The Department’s manual prescribes appropriate tack and rider uniforms or other permitted clothing. Logoed shirts and caps were provided by the County, but members otherwise provided their own clothing and tack. All riders and their horses must regularly be tested for qualification skills, which measure the suitability of both horse and rider. One of the “mandatory pass” elements is exposure to simulated gunfire. The Department often paid for training, although not always, and provided meals during periods of deployment.
Taylor was injured when she was thrown from her horse while she and her horse were undergoing additional training. When the County rejected her workers’ compensation claim on the grounds that she was not an employee, Taylor appealed the denial to the California Court of Appeals.
The Court upheld the County’s position. The Court held that “we think it is obvious that membership in an auxiliary group, which exists at least in part for ceremonial and publicity purposes, is not the same as being engaged in assisting law enforcement in an evolving, and possibly precarious, situation. Here, the Workers’ Compensation Board, which granted Taylor benefits, appears to have been misled by the fact that the group of which Taylor was a member was called a posse, no doubt because members rode horses and the Board was influenced by the connection of the term to myriad Western movies. By the Board’s apparent logic, a volunteer assisting the Sheriff by doing citizen car patrols would not be covered because he or she was not part of a posse, even though the patrol duties were indistinguishable from those sometimes performed by Taylor.
“Nor can it be argued that, at the time of her accident, Taylor was performing active law enforcement service as part of the posse comitatus. She was training her horse to cope with stressful situations so that she might serve in the mounted posse in its various assignments. She was not providing any active law enforcement services, let alone any of those traditionally assumed by the posse comitatus, such as aiding in the apprehension of criminals.

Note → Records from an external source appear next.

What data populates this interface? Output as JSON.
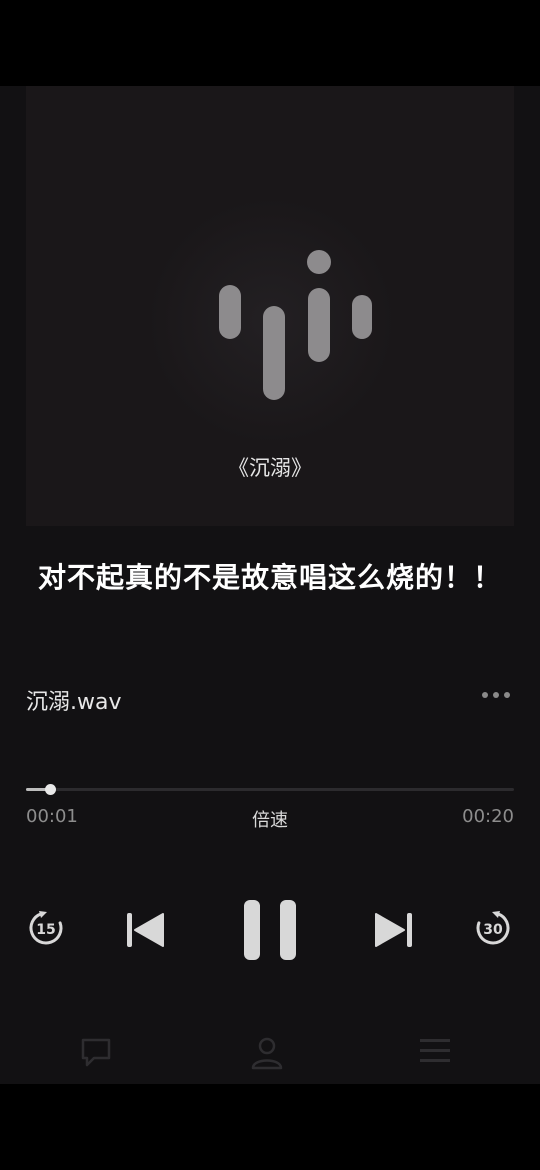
{
  "album_title": "《沉溺》",
  "caption": "对不起真的不是故意唱这么烧的！！",
  "track": {
    "file_name": "沉溺.wav",
    "elapsed": "00:01",
    "duration": "00:20",
    "progress": 0.05,
    "speed_label": "倍速"
  },
  "controls": {
    "rewind_seconds": "15",
    "forward_seconds": "30"
  },
  "icons": [
    "podcast-logo-icon",
    "more-icon",
    "rewind-15-icon",
    "previous-icon",
    "pause-icon",
    "next-icon",
    "forward-30-icon",
    "chat-icon",
    "profile-icon",
    "menu-icon"
  ],
  "colors": {
    "background": "#121113",
    "artwork": "#1a1719",
    "logo": "#8d8b8d",
    "muted_text": "#8d8d8d",
    "control": "#d8d8d8"
  }
}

“We are not persuaded by Taylor’s stress on the valuable services that the mounted posse arguably provided to the Sheriff’s Department. All volunteers providing assistance to public entities, whether shelving books at the library or pulling weeds in the park, provide valuable services in supplementing the work of public employees without cost. The statutes simply provide no basis for treating a volunteer to the Sheriff’s Department different from a volunteer at a school or public hospital.”
County of Riverside v. The Workers’ Compensation Appeals Board, 2012 WL 6217634 (Cal. App. 4 Dist. 2012).